WORK INSTRUCTIONS
Skip every image and restate the data word for word.

SOURCE MATERIAL
---*---

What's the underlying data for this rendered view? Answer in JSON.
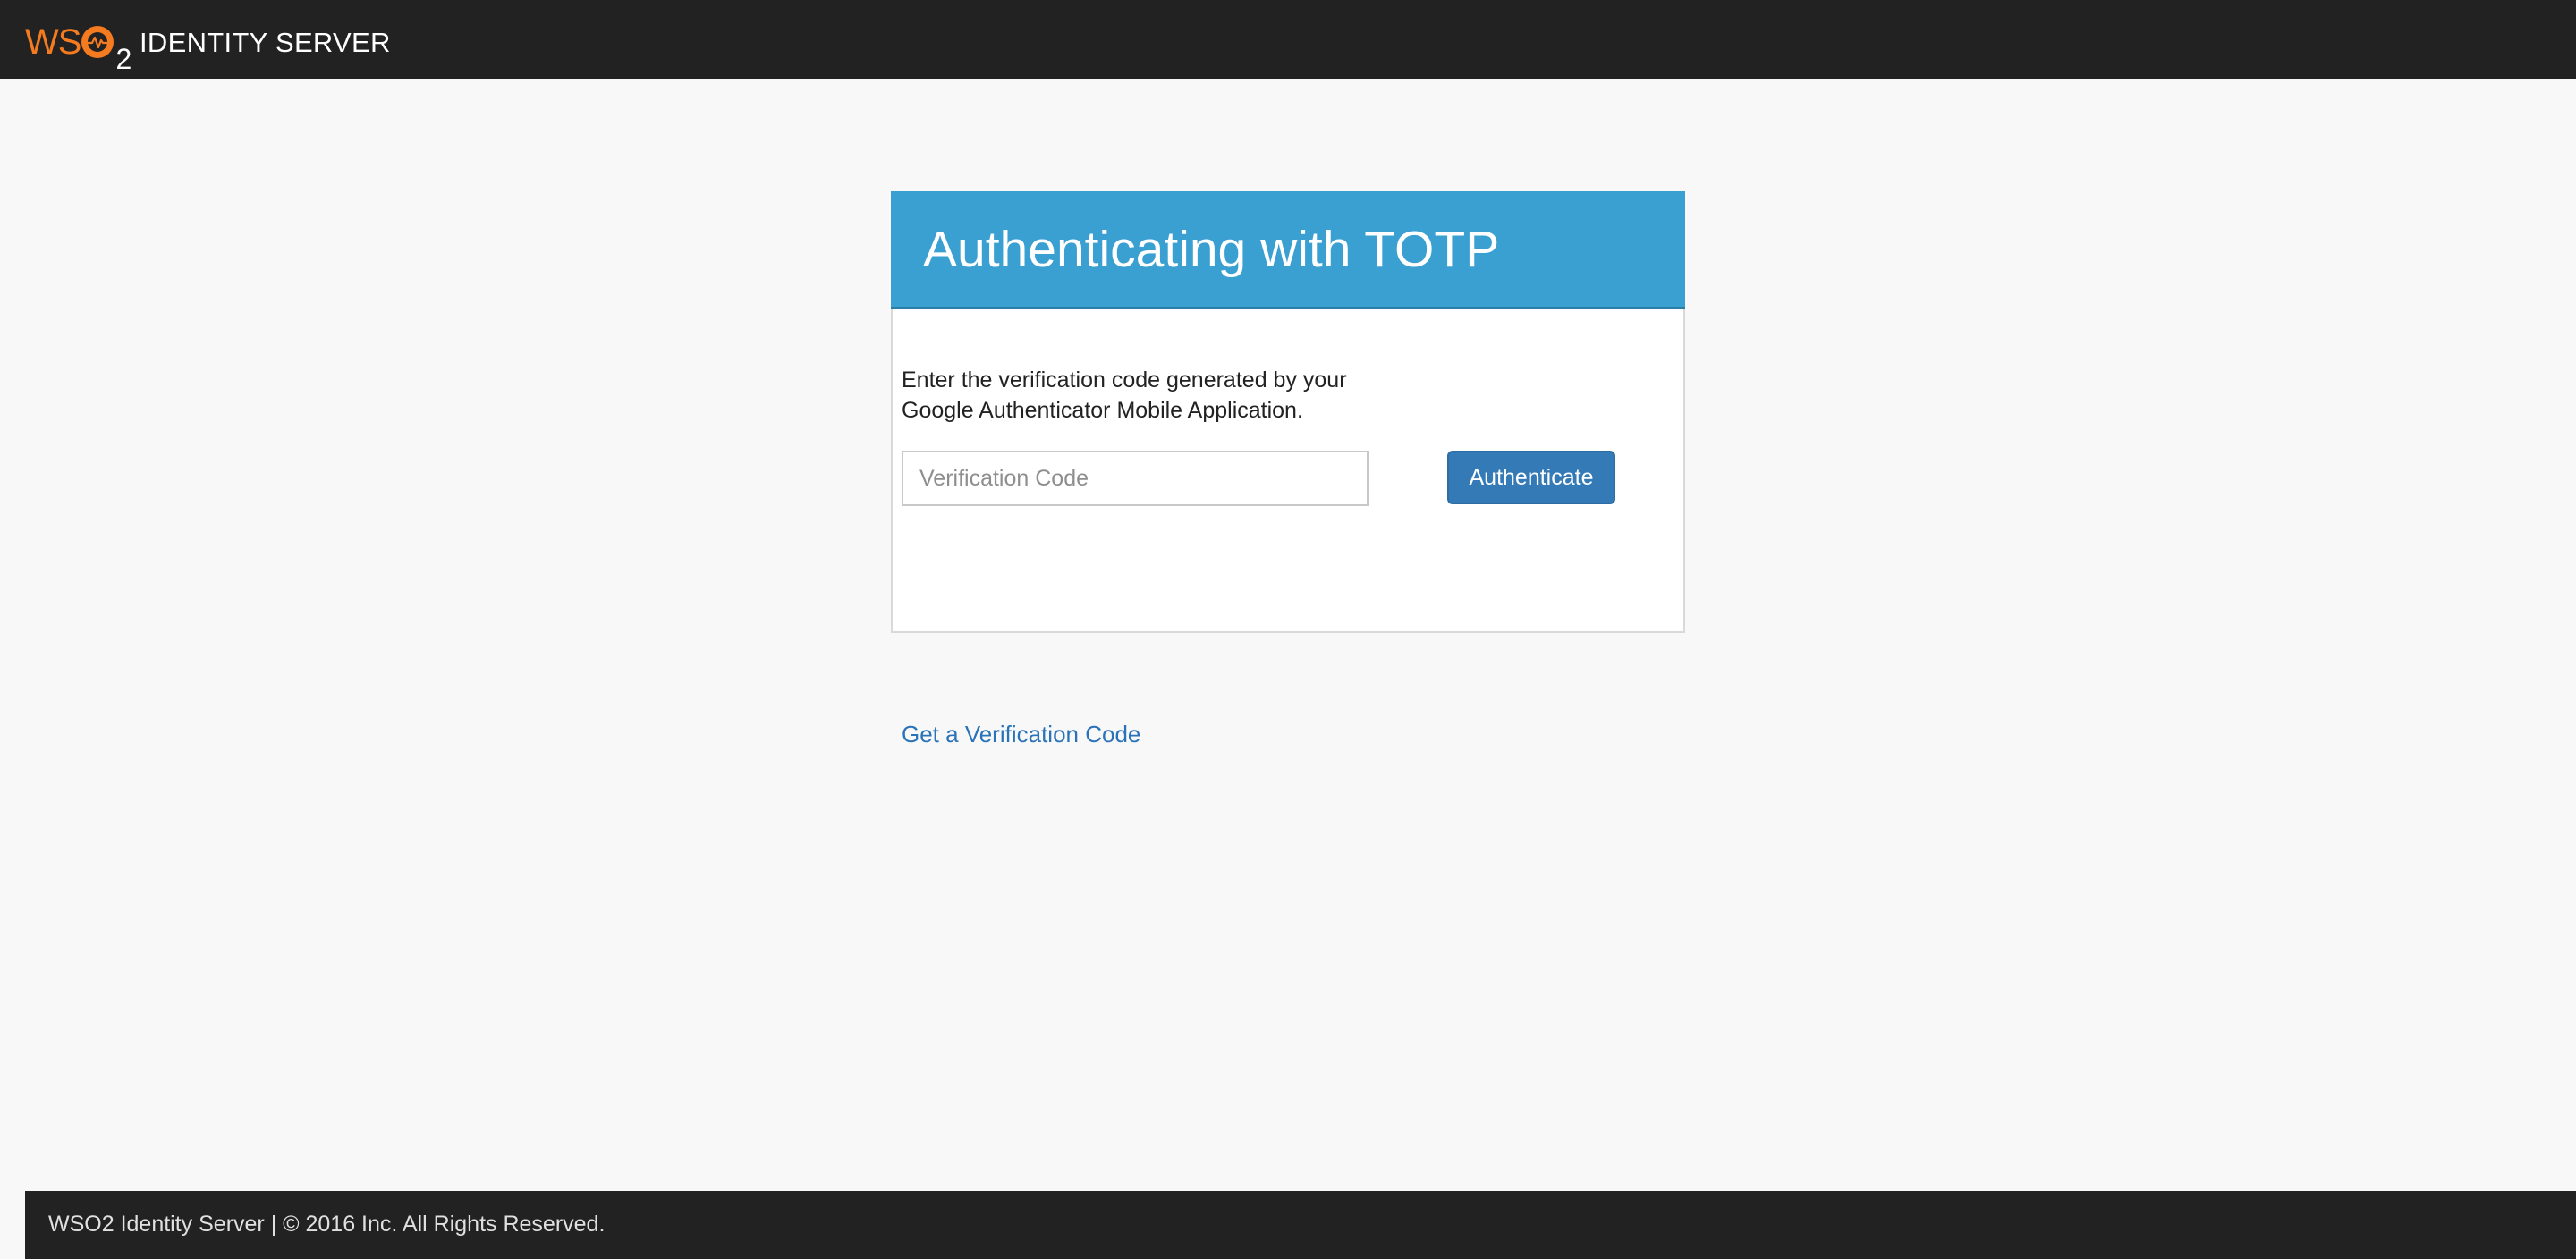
{
  "header": {
    "logo_text": "WSO2",
    "product_name": "IDENTITY SERVER",
    "brand_color": "#f47b20"
  },
  "card": {
    "title": "Authenticating with TOTP",
    "header_color": "#3a9fd1",
    "instructions": "Enter the verification code generated by your Google Authenticator Mobile Application.",
    "input": {
      "value": "",
      "placeholder": "Verification Code"
    },
    "authenticate_label": "Authenticate",
    "get_code_link": "Get a Verification Code"
  },
  "footer": {
    "text": "WSO2 Identity Server | © 2016 Inc. All Rights Reserved."
  }
}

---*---

SOLVED EXERCISE
What's the underlying data for this rendered view? Answer in JSON.
{
  "header": {
    "logo_text": "WSO2",
    "product_name": "IDENTITY SERVER",
    "brand_color": "#f47b20"
  },
  "card": {
    "title": "Authenticating with TOTP",
    "header_color": "#3a9fd1",
    "instructions": "Enter the verification code generated by your Google Authenticator Mobile Application.",
    "input": {
      "value": "",
      "placeholder": "Verification Code"
    },
    "authenticate_label": "Authenticate",
    "get_code_link": "Get a Verification Code"
  },
  "footer": {
    "text": "WSO2 Identity Server | © 2016 Inc. All Rights Reserved."
  }
}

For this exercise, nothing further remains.